WHAT THIS TASK INVOLVES ▸
Search the records below for "JSON"; copy each line that has it.

SOURCE MATERIAL ▸
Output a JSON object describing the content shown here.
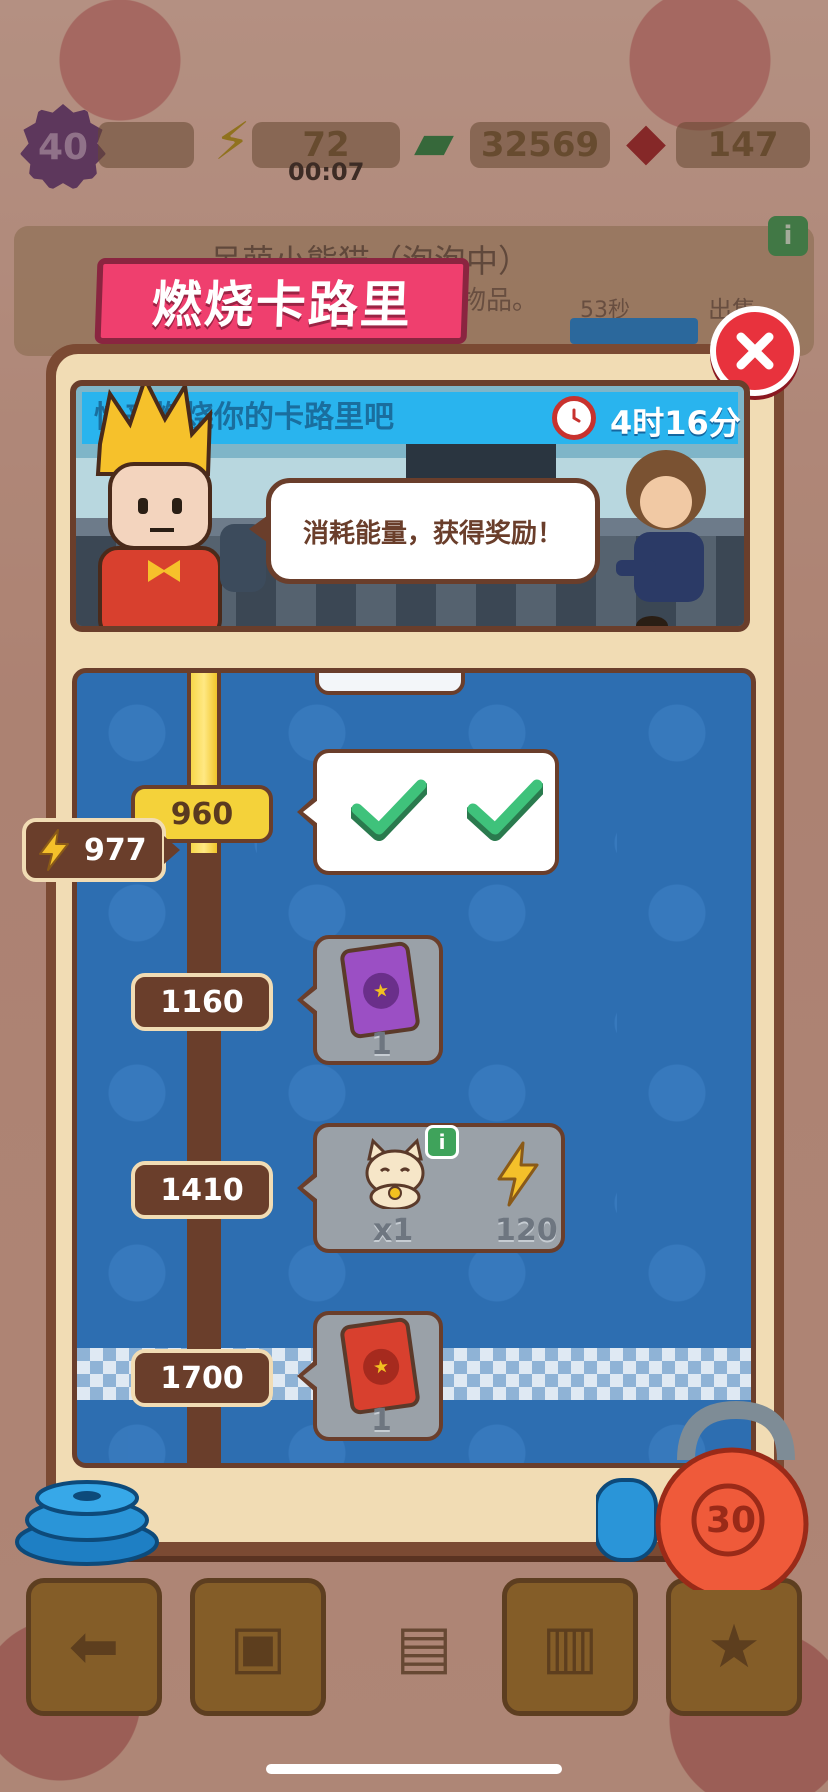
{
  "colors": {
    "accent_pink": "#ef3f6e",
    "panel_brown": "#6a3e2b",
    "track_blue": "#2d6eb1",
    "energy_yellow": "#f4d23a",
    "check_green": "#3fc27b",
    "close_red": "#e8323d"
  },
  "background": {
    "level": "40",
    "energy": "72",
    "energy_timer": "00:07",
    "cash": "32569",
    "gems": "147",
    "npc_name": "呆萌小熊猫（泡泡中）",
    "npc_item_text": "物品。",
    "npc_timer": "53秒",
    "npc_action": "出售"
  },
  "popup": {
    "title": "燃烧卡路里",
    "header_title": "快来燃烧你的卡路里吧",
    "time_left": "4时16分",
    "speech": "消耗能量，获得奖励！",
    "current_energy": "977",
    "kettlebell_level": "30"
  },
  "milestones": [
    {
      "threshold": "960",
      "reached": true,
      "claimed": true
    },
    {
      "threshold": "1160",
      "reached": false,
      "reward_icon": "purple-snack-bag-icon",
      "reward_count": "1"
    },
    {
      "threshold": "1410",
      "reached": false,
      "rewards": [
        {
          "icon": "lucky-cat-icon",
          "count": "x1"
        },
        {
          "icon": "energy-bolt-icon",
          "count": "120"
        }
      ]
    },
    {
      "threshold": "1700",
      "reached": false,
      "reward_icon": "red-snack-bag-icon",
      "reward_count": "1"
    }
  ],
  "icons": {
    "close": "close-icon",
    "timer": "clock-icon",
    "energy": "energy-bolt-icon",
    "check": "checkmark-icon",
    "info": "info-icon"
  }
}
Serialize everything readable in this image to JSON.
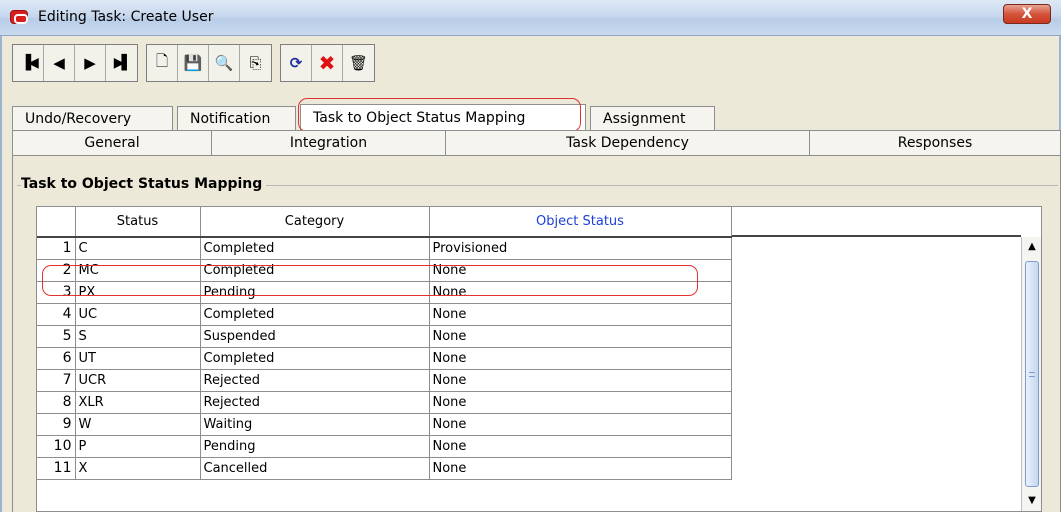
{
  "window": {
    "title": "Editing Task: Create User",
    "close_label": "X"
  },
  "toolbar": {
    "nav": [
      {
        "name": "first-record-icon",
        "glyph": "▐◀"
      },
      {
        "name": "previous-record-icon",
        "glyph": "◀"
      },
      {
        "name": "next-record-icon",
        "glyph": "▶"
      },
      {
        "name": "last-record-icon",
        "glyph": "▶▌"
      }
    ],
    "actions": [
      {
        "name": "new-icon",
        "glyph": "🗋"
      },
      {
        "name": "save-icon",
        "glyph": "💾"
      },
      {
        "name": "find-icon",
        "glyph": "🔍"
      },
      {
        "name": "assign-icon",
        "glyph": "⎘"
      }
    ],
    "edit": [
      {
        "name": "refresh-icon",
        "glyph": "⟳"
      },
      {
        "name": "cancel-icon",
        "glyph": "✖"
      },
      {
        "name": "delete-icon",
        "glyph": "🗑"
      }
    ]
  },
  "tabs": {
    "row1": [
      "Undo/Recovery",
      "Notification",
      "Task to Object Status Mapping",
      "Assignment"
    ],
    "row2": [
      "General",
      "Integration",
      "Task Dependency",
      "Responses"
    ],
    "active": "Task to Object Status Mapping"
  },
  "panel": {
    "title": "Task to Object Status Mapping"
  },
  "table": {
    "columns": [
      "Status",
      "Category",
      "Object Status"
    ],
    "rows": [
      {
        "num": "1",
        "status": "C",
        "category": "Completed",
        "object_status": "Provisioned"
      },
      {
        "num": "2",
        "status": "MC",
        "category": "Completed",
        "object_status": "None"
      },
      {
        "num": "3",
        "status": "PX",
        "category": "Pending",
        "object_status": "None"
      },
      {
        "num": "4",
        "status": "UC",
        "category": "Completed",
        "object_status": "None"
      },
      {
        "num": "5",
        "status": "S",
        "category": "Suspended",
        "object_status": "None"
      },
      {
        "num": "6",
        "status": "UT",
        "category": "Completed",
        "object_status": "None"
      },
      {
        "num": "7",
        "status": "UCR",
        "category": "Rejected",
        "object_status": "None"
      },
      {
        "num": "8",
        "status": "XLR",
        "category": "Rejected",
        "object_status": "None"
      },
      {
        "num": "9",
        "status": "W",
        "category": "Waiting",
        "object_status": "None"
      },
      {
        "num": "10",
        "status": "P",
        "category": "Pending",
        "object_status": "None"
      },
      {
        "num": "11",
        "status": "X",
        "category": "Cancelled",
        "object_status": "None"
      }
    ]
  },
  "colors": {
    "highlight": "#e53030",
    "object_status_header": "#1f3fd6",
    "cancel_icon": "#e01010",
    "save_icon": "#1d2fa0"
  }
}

EXERCISE RESULT ▸
Output a JSON object describing the content shown here.
Serialize everything readable in this image to JSON.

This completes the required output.